A view from the director’s chair behind the magic of making “Jack and the Beanstalk.”

Making the streamed production possible at all took its own magic. For starters, the team had to choose a platform. “As we were trying to figure out what form the show was going to take in this virtual world, one of the things we thought a lot about was the potential for internet problems with the actors being all far away from each other,” explained Emma Watt, the A.R.T. line producer, who oversaw the logistics. Besides sending cast members microphones, lights, and green screens, she described the various Zoom configurations the team had to manage. These ranged from a full-cast read-through of the script to the separate “rooms” that allowed director Rebecca Aparicio to work with actors while music director Ian Chan ’22 separately led rehearsals from his home in Toronto. (Chan and Riew created last year’s “Thumbelina.”) While the cast could act out their roles solo — playing against the portable green screens — producing a socially distanced musical had its own unique wrinkles. “The ability of people to sing together over Zoom is really tough because of the [delays],” said Watt.

“We taught every single person their individual ensemble line,” recalled Riew. Because of the lag time on Zoom, these lines were only blended in the studio. “We never actually heard anyone sing harmonies live together.”

For first-year Nikita Nair, who plays Jack, “This show was an amazing way to get back into the theater.”

“My entire room just essentially turned into a recording studio,” said the San Diego resident. She described the big umbrella lights on either side of her bed and the green screen that took up the back wall. “I had 2 feet of space to get all the acting and everything that we needed done.” To make it work, she drafted family members to help. Although her sisters Eshi and Ankita can’t be seen on screen, they filled in for socially distanced castmates — dropping the magic beans into Jack’s hand, for example.
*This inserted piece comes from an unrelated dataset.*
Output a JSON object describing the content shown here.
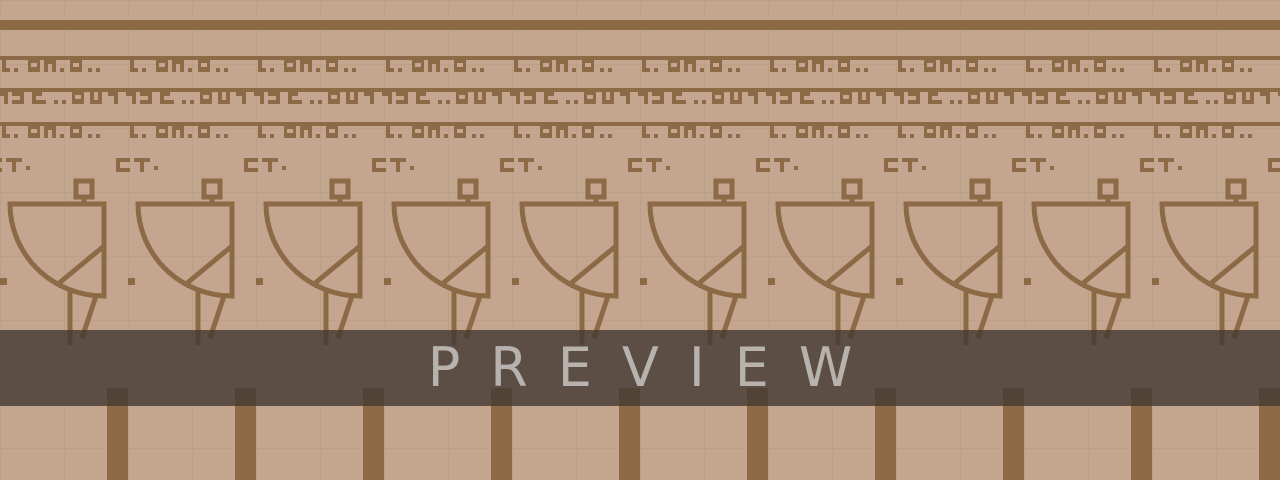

At other times, Nair would act toward a piece of tape that marked off a particular character’s height. “The cast was so amazing,” she said. “I don’t know how this group of people was able to come together, but I can’t imagine a more perfect group.

“Especially as a remote freshman, it was very easy to detach from the Harvard experience because as soon as I exited out of my hybrid class it was like I was out of College and back in my room, where I’ve been for the last 10 years,” said Nair, who is thinking of concentrating in astrophysics or cellular or molecular biology. “This really was a nice way to reenter into the overall College experience and interact with people.”